I'm kind of in a similar situation myself.
Years ago I studied Math and CS. Of course, I spent most of my time studying more CS friendly math. I could 'prove' my away around any physics major. However, my background in applied analysis was a little weak. I'm going back to school and take some undergrad physics courses.
The biggest problem you'll face is doing physics problems. It's not the actual calculations. It's not understanding the physical models. It's just doing the calculations. It's this wierd phenomenon of setting up the calculations using physics knowledge. I've heard it described as 'physical intuition'. Frankly, doing a lot of problems in mechanics has help greatly.

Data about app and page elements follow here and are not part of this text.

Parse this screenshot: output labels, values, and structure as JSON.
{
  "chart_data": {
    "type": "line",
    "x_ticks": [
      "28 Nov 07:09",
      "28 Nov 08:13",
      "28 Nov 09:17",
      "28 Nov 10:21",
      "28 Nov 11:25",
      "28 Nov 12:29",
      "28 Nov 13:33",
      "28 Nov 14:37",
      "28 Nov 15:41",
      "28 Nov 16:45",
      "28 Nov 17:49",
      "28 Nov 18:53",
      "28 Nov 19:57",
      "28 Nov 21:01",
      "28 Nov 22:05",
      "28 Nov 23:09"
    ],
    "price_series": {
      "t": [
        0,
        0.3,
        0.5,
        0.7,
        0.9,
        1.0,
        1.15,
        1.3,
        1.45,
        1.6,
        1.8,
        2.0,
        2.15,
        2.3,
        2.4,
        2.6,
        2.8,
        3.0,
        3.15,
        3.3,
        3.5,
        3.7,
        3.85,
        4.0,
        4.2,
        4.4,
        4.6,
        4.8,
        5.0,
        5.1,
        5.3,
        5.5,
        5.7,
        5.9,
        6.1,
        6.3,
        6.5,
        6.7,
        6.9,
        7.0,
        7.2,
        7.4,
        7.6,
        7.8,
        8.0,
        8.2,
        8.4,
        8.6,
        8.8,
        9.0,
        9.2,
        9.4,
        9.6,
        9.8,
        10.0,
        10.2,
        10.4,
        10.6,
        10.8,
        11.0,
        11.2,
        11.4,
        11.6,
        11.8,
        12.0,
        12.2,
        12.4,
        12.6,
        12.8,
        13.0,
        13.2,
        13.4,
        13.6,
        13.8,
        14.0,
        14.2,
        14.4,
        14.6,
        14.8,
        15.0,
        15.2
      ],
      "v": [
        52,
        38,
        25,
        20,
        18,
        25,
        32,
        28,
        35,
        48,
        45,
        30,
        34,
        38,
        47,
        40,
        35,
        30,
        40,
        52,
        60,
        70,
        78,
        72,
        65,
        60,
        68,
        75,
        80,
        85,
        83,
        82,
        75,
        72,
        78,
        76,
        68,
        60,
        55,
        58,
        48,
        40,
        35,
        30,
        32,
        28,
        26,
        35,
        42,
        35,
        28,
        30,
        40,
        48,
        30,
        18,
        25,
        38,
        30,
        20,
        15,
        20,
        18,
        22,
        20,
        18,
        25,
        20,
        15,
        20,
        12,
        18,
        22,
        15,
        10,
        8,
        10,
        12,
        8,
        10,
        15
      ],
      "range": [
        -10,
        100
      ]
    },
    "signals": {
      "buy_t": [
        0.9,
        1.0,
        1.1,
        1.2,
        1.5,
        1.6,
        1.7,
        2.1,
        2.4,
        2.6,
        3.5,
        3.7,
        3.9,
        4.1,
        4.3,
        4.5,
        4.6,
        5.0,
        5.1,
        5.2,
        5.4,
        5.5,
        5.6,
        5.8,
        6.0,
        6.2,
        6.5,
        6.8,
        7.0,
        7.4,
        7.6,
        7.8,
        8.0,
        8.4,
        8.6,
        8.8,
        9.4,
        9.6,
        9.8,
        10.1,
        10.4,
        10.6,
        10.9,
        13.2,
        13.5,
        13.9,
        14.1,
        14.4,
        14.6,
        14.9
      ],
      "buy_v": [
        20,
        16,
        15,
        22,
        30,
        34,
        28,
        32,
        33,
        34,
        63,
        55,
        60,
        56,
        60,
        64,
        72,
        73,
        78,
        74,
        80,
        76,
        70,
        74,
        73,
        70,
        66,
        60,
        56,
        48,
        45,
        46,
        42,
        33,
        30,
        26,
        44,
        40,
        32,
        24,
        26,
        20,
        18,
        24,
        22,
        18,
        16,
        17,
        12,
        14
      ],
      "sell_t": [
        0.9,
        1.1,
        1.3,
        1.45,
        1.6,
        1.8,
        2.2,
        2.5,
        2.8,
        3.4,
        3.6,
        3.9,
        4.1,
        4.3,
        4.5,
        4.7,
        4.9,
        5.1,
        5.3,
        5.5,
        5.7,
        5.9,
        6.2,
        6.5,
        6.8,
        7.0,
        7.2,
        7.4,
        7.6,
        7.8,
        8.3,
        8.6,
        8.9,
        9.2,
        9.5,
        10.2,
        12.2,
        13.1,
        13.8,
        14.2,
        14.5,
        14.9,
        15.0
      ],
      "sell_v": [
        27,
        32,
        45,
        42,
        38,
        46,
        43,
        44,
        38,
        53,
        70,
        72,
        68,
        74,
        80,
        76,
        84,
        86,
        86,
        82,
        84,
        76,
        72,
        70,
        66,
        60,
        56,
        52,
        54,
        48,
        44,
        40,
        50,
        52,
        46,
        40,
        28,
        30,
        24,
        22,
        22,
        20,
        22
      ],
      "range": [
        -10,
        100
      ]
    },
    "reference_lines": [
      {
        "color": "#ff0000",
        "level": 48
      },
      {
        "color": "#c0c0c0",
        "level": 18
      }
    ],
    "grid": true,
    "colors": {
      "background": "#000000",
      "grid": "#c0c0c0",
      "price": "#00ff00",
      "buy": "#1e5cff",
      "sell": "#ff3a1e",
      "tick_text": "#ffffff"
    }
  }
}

I've found Sears and Zermansky to be kind of lacking for introductory material. It's not bad, just kind of synthesized. I like David Morin's introductory mechanics book instead. His book was designed for a freshman level mechanics course, but it actually introduces the Euler-Lagrange equation and some action physics as well. Very cool. Also, his lecture notes give some great insight into doing physics. I've also found 'Electromagnetic Fields and Waves' by Vladimir Rojansky to be of great help as well. It's a cheap Dover paperback and is designed as a junior-level E&M text (i.e. only requiring a introductory survey knowledge of E&M).
I've also found the video lectures by Walter Lewin (i.e. physics I,II,III at the MIT OCW site) to be very helpful.
Links:
http://www.courses.fas.harvard.edu/~phys16/ [download David Morin's mechanics book; w/ lecture notes and solutions to exercises]
http://www.eftaylor.com/download.html#quantum [talk a look at his free 'Demystifying Quantum Mechanics' workbook and his related software]
http://www.amazon.com/gp/product/0486638340/102-7075645-4528108?v=glance&n=283155 [Rojansky's E&M book; the author had quite the reputation as a teacher at Harvey Mudd College]
My advice is go with your strength first. How comfortable do you feel with the Calculus of Variations/Advanced Calculus. Try looking at Morin's book or maybe Kleppner. If you can handle that, try looking at Goldstein. There's a good chance you'll be using that in a advanced ugrad/grad level theoretical mechanics course anyway. If that goes well, take theoretical mechanics. Heck, most physics majors have problems grappling with all the 'applied math' in a mechanics course.
P.S. Incidentally, try talking to some professors in a physics graduate program. Most physics departments respect people with an advanced math background. Also, you'll have to try multiple departments. Some react better than others. Surprisingly, the better departments treated my inquiries more seriously than the 'lesser' departments. Go figure.